***** Supplied information *****

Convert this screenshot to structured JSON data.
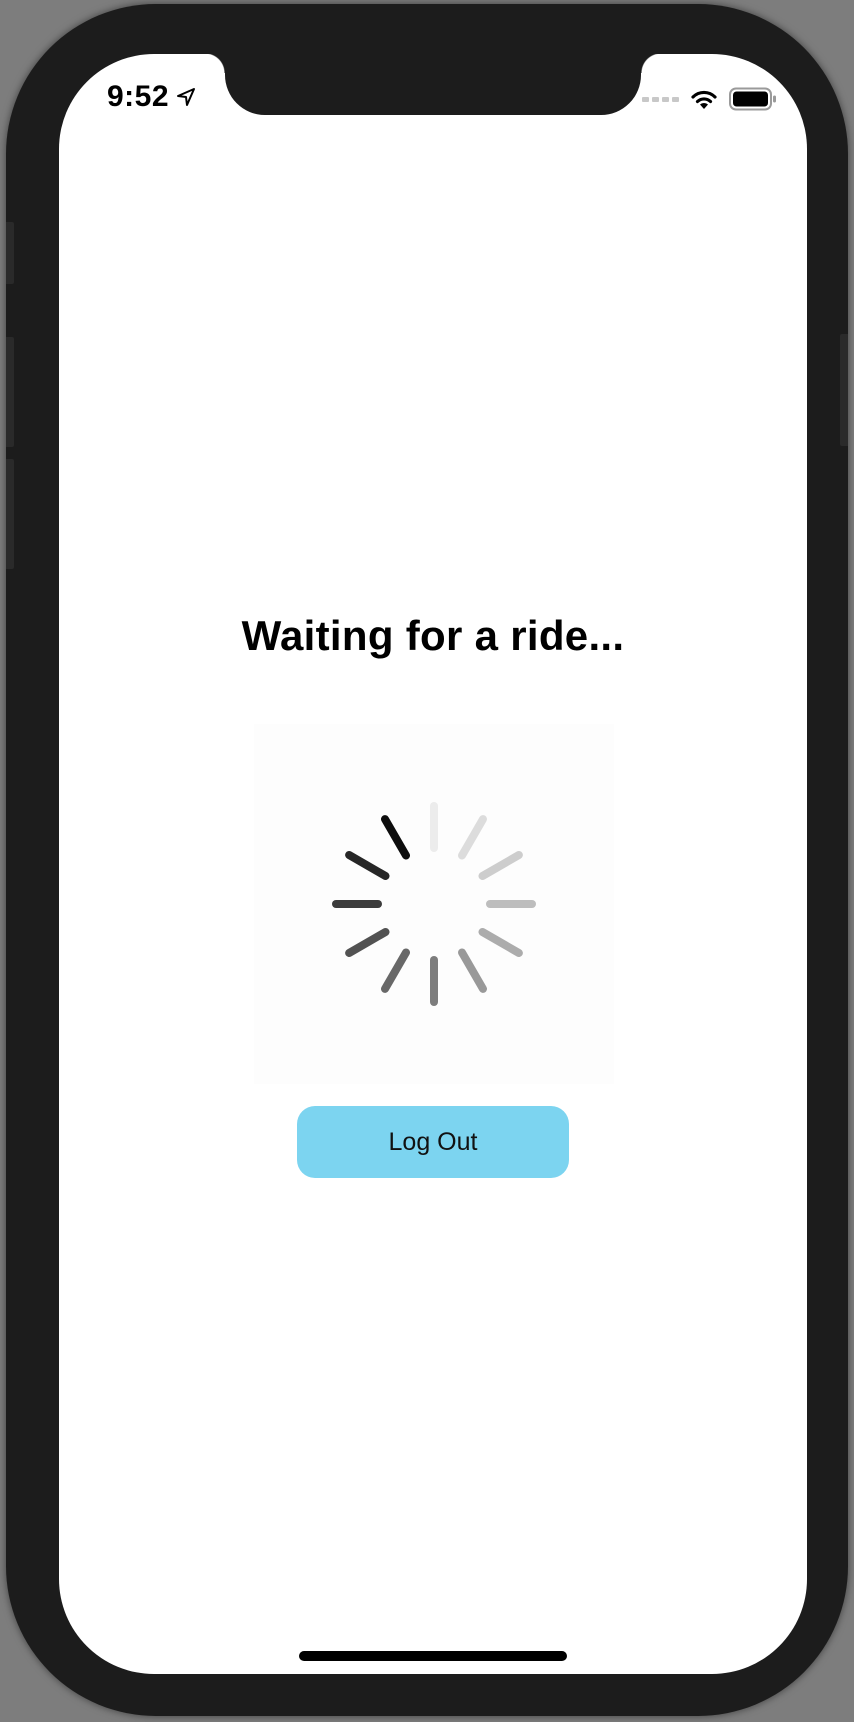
{
  "status_bar": {
    "time": "9:52",
    "location_icon": "location-arrow-icon",
    "signal_icon": "cellular-signal-icon",
    "wifi_icon": "wifi-icon",
    "battery_icon": "battery-icon"
  },
  "main": {
    "title": "Waiting for a ride...",
    "spinner_icon": "activity-spinner-icon",
    "logout_label": "Log Out",
    "logout_color": "#7cd4f0"
  }
}
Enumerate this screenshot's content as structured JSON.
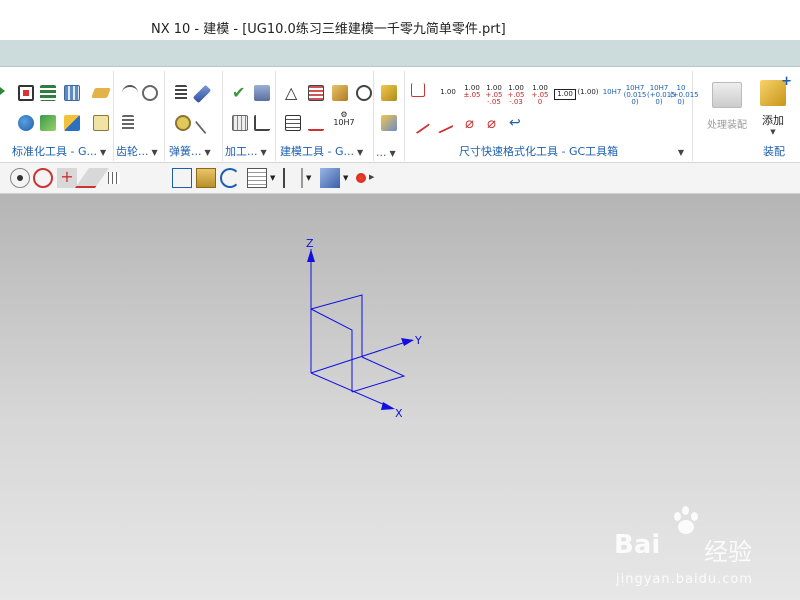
{
  "window": {
    "title": "NX 10 - 建模 - [UG10.0练习三维建模一千零九简单零件.prt]"
  },
  "ribbon": {
    "groups": [
      {
        "label": "标准化工具 - G...",
        "has_dropdown": true
      },
      {
        "label": "齿轮...",
        "has_dropdown": true
      },
      {
        "label": "弹簧...",
        "has_dropdown": true
      },
      {
        "label": "加工...",
        "has_dropdown": true
      },
      {
        "label": "建模工具 - G...",
        "has_dropdown": true
      },
      {
        "label": "...",
        "has_dropdown": true
      },
      {
        "label": "尺寸快速格式化工具 - GC工具箱",
        "has_dropdown": true
      },
      {
        "label": "装配",
        "has_dropdown": false
      }
    ],
    "dim_buttons": [
      {
        "top": "1.00",
        "bottom": ""
      },
      {
        "top": "1.00",
        "bottom": "±.05"
      },
      {
        "top": "1.00",
        "bottom": "+.05 -.05"
      },
      {
        "top": "1.00",
        "bottom": "+.05 -.03"
      },
      {
        "top": "1.00",
        "bottom": "+.05 0"
      },
      {
        "top": "1.00",
        "bottom": "boxed"
      },
      {
        "top": "(1.00)",
        "bottom": ""
      },
      {
        "top": "10H7",
        "bottom": ""
      },
      {
        "top": "10H7",
        "bottom": "(0.015 0)"
      },
      {
        "top": "10H7",
        "bottom": "(+0.015 0)"
      },
      {
        "top": "10",
        "bottom": "(+0.015 0)"
      }
    ],
    "modeling_tol_label": "10H7",
    "assembly": {
      "process_label": "处理装配",
      "add_label": "添加"
    }
  },
  "viewport": {
    "axes": {
      "x": "X",
      "y": "Y",
      "z": "Z"
    },
    "axis_color": "#1010e0"
  },
  "watermark": {
    "brand": "Bai",
    "brand_suffix": "经验",
    "url": "jingyan.baidu.com"
  },
  "colors": {
    "menubar": "#ccdcdc",
    "group_label": "#1c5fb0",
    "viewport_top": "#b5b5b6",
    "viewport_bottom": "#e7e7e7"
  }
}
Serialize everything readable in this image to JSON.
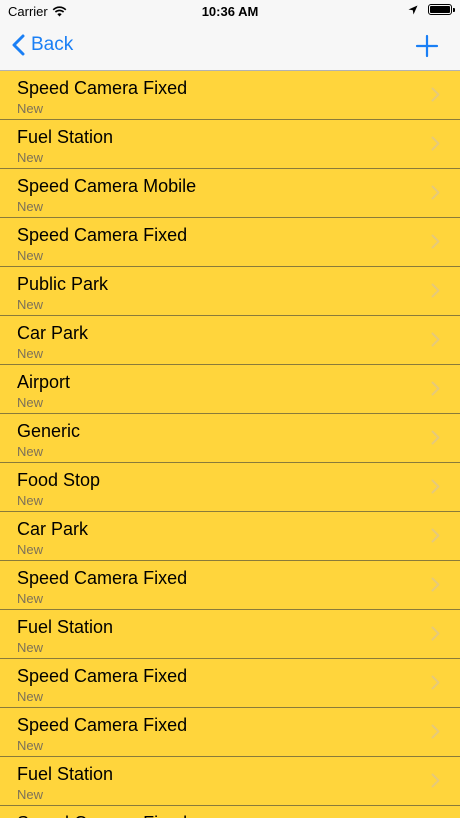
{
  "status_bar": {
    "carrier": "Carrier",
    "time": "10:36 AM",
    "icons": [
      "wifi-icon",
      "location-arrow-icon",
      "battery-icon"
    ],
    "battery_level_percent": 100
  },
  "nav_bar": {
    "back_label": "Back",
    "add_icon": "plus-icon"
  },
  "colors": {
    "row_background": "#ffd53c",
    "accent": "#1a7ff5",
    "subtitle": "#7d7158"
  },
  "list": {
    "items": [
      {
        "title": "Speed Camera Fixed",
        "subtitle": "New"
      },
      {
        "title": "Fuel Station",
        "subtitle": "New"
      },
      {
        "title": "Speed Camera Mobile",
        "subtitle": "New"
      },
      {
        "title": "Speed Camera Fixed",
        "subtitle": "New"
      },
      {
        "title": "Public Park",
        "subtitle": "New"
      },
      {
        "title": "Car Park",
        "subtitle": "New"
      },
      {
        "title": "Airport",
        "subtitle": "New"
      },
      {
        "title": "Generic",
        "subtitle": "New"
      },
      {
        "title": "Food Stop",
        "subtitle": "New"
      },
      {
        "title": "Car Park",
        "subtitle": "New"
      },
      {
        "title": "Speed Camera Fixed",
        "subtitle": "New"
      },
      {
        "title": "Fuel Station",
        "subtitle": "New"
      },
      {
        "title": "Speed Camera Fixed",
        "subtitle": "New"
      },
      {
        "title": "Speed Camera Fixed",
        "subtitle": "New"
      },
      {
        "title": "Fuel Station",
        "subtitle": "New"
      },
      {
        "title": "Speed Camera Fixed",
        "subtitle": ""
      }
    ]
  }
}
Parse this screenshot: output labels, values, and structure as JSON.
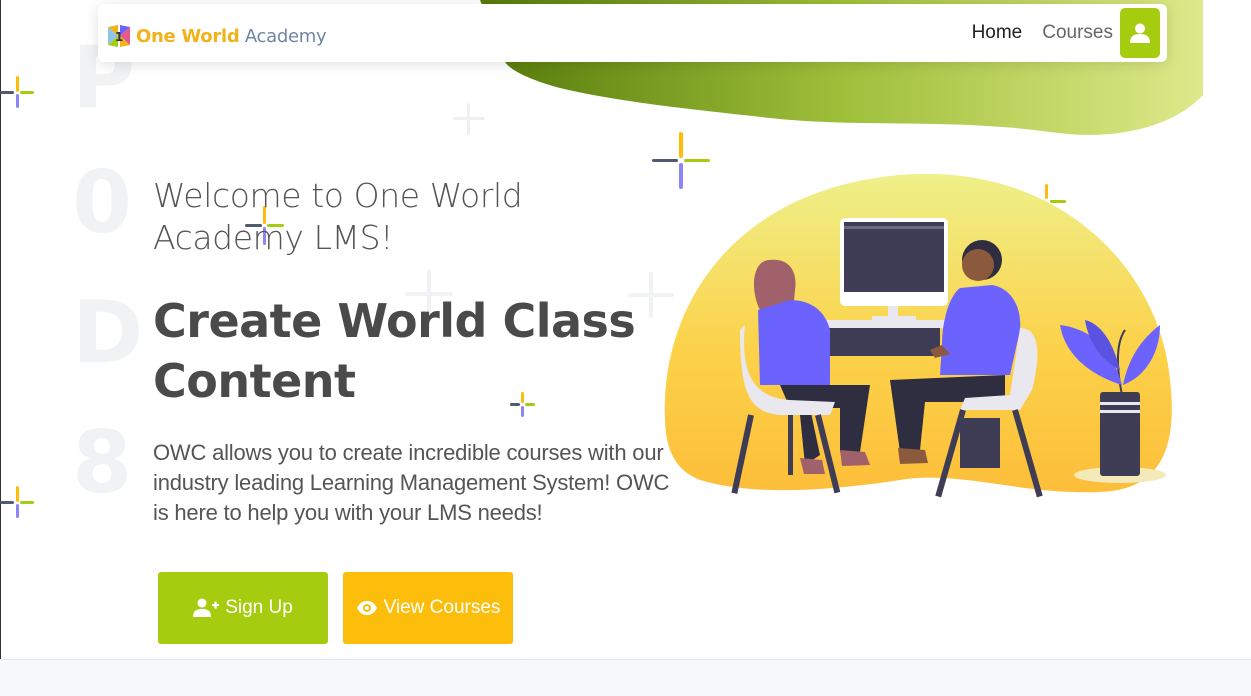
{
  "navbar": {
    "logo_badge": "1",
    "logo_text_1": "One World",
    "logo_text_2": " Academy",
    "links": [
      "Home",
      "Courses"
    ],
    "user_icon": "user-icon"
  },
  "hero": {
    "welcome": "Welcome to One World Academy LMS!",
    "headline": "Create World Class Content",
    "description": "OWC allows you to create incredible courses with our industry leading Learning Management System! OWC is here to help you with your LMS needs!",
    "buttons": {
      "signup_label": "Sign Up",
      "signup_icon": "user-plus-icon",
      "view_label": "View Courses",
      "view_icon": "eye-icon"
    }
  },
  "watermark_letters": [
    "P",
    "0",
    "D",
    "8"
  ],
  "colors": {
    "primary_green": "#a6cc10",
    "accent_yellow": "#fdbd0b",
    "illustration_purple": "#6c63ff",
    "wave_dark_green": "#5b7a0e"
  }
}
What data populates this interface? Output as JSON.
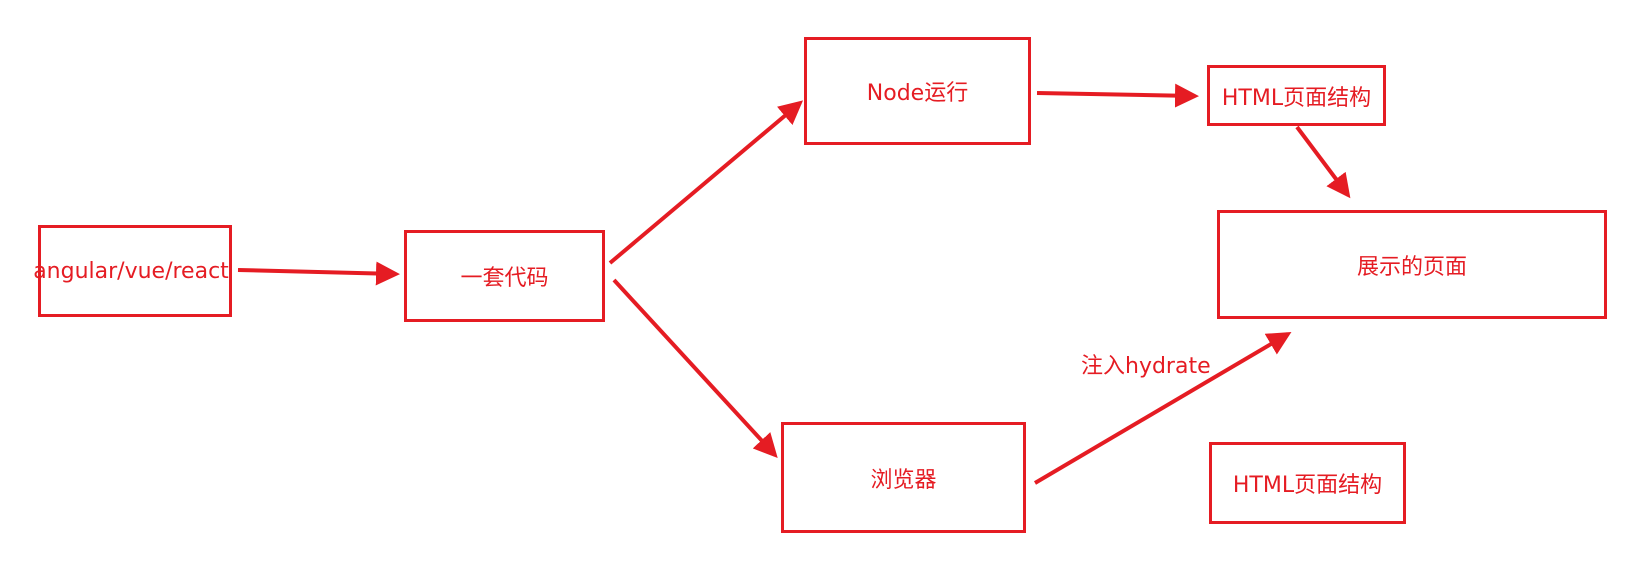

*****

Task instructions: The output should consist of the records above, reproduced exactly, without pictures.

Response to the exercise:
Convert this screenshot to structured JSON data.
{
  "status_bar": {
    "time": "9:52",
    "location_icon": "location-arrow-icon",
    "signal_icon": "cellular-signal-icon",
    "wifi_icon": "wifi-icon",
    "battery_icon": "battery-icon"
  },
  "main": {
    "title": "Waiting for a ride...",
    "spinner_icon": "activity-spinner-icon",
    "logout_label": "Log Out",
    "logout_color": "#7cd4f0"
  }
}
Enumerate this screenshot's content as structured JSON.
{
  "window": {
    "title": "NX 10 - 建模 - [UG10.0练习三维建模一千零九简单零件.prt]"
  },
  "ribbon": {
    "groups": [
      {
        "label": "标准化工具 - G...",
        "has_dropdown": true
      },
      {
        "label": "齿轮...",
        "has_dropdown": true
      },
      {
        "label": "弹簧...",
        "has_dropdown": true
      },
      {
        "label": "加工...",
        "has_dropdown": true
      },
      {
        "label": "建模工具 - G...",
        "has_dropdown": true
      },
      {
        "label": "...",
        "has_dropdown": true
      },
      {
        "label": "尺寸快速格式化工具 - GC工具箱",
        "has_dropdown": true
      },
      {
        "label": "装配",
        "has_dropdown": false
      }
    ],
    "dim_buttons": [
      {
        "top": "1.00",
        "bottom": ""
      },
      {
        "top": "1.00",
        "bottom": "±.05"
      },
      {
        "top": "1.00",
        "bottom": "+.05 -.05"
      },
      {
        "top": "1.00",
        "bottom": "+.05 -.03"
      },
      {
        "top": "1.00",
        "bottom": "+.05 0"
      },
      {
        "top": "1.00",
        "bottom": "boxed"
      },
      {
        "top": "(1.00)",
        "bottom": ""
      },
      {
        "top": "10H7",
        "bottom": ""
      },
      {
        "top": "10H7",
        "bottom": "(0.015 0)"
      },
      {
        "top": "10H7",
        "bottom": "(+0.015 0)"
      },
      {
        "top": "10",
        "bottom": "(+0.015 0)"
      }
    ],
    "modeling_tol_label": "10H7",
    "assembly": {
      "process_label": "处理装配",
      "add_label": "添加"
    }
  },
  "viewport": {
    "axes": {
      "x": "X",
      "y": "Y",
      "z": "Z"
    },
    "axis_color": "#1010e0"
  },
  "watermark": {
    "brand": "Bai",
    "brand_suffix": "经验",
    "url": "jingyan.baidu.com"
  },
  "colors": {
    "menubar": "#ccdcdc",
    "group_label": "#1c5fb0",
    "viewport_top": "#b5b5b6",
    "viewport_bottom": "#e7e7e7"
  }
}
Serialize everything readable in this image to JSON.
{
  "status_bar": {
    "carrier": "Carrier",
    "time": "10:36 AM",
    "icons": [
      "wifi-icon",
      "location-arrow-icon",
      "battery-icon"
    ],
    "battery_level_percent": 100
  },
  "nav_bar": {
    "back_label": "Back",
    "add_icon": "plus-icon"
  },
  "colors": {
    "row_background": "#ffd53c",
    "accent": "#1a7ff5",
    "subtitle": "#7d7158"
  },
  "list": {
    "items": [
      {
        "title": "Speed Camera Fixed",
        "subtitle": "New"
      },
      {
        "title": "Fuel Station",
        "subtitle": "New"
      },
      {
        "title": "Speed Camera Mobile",
        "subtitle": "New"
      },
      {
        "title": "Speed Camera Fixed",
        "subtitle": "New"
      },
      {
        "title": "Public Park",
        "subtitle": "New"
      },
      {
        "title": "Car Park",
        "subtitle": "New"
      },
      {
        "title": "Airport",
        "subtitle": "New"
      },
      {
        "title": "Generic",
        "subtitle": "New"
      },
      {
        "title": "Food Stop",
        "subtitle": "New"
      },
      {
        "title": "Car Park",
        "subtitle": "New"
      },
      {
        "title": "Speed Camera Fixed",
        "subtitle": "New"
      },
      {
        "title": "Fuel Station",
        "subtitle": "New"
      },
      {
        "title": "Speed Camera Fixed",
        "subtitle": "New"
      },
      {
        "title": "Speed Camera Fixed",
        "subtitle": "New"
      },
      {
        "title": "Fuel Station",
        "subtitle": "New"
      },
      {
        "title": "Speed Camera Fixed",
        "subtitle": ""
      }
    ]
  }
}
Parse this screenshot: output labels, values, and structure as JSON.
{
  "navbar": {
    "logo_badge": "1",
    "logo_text_1": "One World",
    "logo_text_2": " Academy",
    "links": [
      "Home",
      "Courses"
    ],
    "user_icon": "user-icon"
  },
  "hero": {
    "welcome": "Welcome to One World Academy LMS!",
    "headline": "Create World Class Content",
    "description": "OWC allows you to create incredible courses with our industry leading Learning Management System! OWC is here to help you with your LMS needs!",
    "buttons": {
      "signup_label": "Sign Up",
      "signup_icon": "user-plus-icon",
      "view_label": "View Courses",
      "view_icon": "eye-icon"
    }
  },
  "watermark_letters": [
    "P",
    "0",
    "D",
    "8"
  ],
  "colors": {
    "primary_green": "#a6cc10",
    "accent_yellow": "#fdbd0b",
    "illustration_purple": "#6c63ff",
    "wave_dark_green": "#5b7a0e"
  }
}
What data populates this interface? Output as JSON.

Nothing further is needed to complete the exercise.